That is a perfectly simple matter. It has been suggested that in a multiple constituency immediately upon an election each Member in the area in question should choose the section of the constituency with which he would specially be associated. The senior Member would have first choice, and would naturally choose the part where most of his supporters would be. In the case of the death of one of the Members the ensuing by-election would take place in that section of the constituency. The alternative is to have the election for the whole area which would be more expensive, and would not perhaps correspond in every way to the result that we get at present from a by-election.
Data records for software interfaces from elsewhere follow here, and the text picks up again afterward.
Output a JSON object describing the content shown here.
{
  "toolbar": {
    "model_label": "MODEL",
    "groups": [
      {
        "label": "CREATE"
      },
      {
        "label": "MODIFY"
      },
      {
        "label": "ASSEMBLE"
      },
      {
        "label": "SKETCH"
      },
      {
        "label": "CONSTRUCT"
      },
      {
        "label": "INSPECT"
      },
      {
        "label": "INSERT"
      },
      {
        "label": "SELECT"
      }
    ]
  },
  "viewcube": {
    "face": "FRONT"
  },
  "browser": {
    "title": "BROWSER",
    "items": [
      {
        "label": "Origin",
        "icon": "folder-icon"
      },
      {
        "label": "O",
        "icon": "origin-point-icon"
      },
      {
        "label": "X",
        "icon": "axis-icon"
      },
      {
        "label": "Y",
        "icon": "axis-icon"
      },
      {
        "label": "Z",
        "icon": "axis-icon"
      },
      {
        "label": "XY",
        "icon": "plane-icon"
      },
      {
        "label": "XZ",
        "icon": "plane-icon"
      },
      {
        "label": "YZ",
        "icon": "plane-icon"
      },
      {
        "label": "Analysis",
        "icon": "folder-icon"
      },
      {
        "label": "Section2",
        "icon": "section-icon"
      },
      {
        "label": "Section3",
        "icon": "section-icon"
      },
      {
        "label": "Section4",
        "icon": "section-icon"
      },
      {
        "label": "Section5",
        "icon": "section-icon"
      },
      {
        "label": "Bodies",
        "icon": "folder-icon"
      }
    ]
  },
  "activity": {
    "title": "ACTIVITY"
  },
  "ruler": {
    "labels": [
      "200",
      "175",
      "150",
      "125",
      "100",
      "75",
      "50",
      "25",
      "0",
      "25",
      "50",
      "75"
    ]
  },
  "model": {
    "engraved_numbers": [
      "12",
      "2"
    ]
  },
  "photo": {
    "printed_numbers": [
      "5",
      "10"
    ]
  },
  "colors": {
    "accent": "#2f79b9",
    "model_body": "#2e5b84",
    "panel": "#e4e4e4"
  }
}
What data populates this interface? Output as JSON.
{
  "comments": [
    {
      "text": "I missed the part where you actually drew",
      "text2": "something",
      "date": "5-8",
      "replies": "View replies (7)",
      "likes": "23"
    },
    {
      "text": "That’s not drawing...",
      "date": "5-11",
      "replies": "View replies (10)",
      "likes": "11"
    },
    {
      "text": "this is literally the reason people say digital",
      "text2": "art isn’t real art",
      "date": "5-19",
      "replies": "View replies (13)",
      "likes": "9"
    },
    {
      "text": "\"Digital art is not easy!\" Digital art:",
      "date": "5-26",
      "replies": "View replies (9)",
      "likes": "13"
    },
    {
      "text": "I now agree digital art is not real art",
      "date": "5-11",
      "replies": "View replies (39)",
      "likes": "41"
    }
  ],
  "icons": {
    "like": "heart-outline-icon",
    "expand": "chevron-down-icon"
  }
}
I want, in conclusion, to ask the House to face the fact that this is not a matter which can just conveniently be put off to a happy day in the future when we or our successors reconsider the improvement of our Parliamentary institutions. There is a special reason why we ought to think of this now. It is the need of Europe, the need of this poor world of ours, our own need at Home, the need, in facing the international problems that are before us, and-our own internal and social problems, that we should have the very best contribution that every section of the community can bring to the common good. It is surely a terrible mistake to think, as some do, that when the fighting in Europe ceases, we shall be entering into a calm and quiet haven of peace. When that day comes—and may it come soon—we shall be going forth into a stormy troublous sea with dangerous reefs in its waters, and hidden rocks. We shall need all the unity that we can command. We shall need the very best services that every party and all citizens of every party can render to the common cause. If we can get that, as we may, by such a reform as this, we shall be helping not only the well-being of our country, but we shall be giving an example to other countries in Europe that need it even more. Think of the divisions that will happen in some of the countries that are being liberated or are about to be liberated from Nazi tyranny, of the need for national unity and co-operation, and how that might be helped forward by a just system of Proportional Representa- tion. If we are willing to go forward with such a reform, we shall not only secure a better basis for our own progress in the future, but be able to hand on all those advantages of the civilisation that is past and go forward to build securely the foundations for a nobler civilisation for our children in the days to come.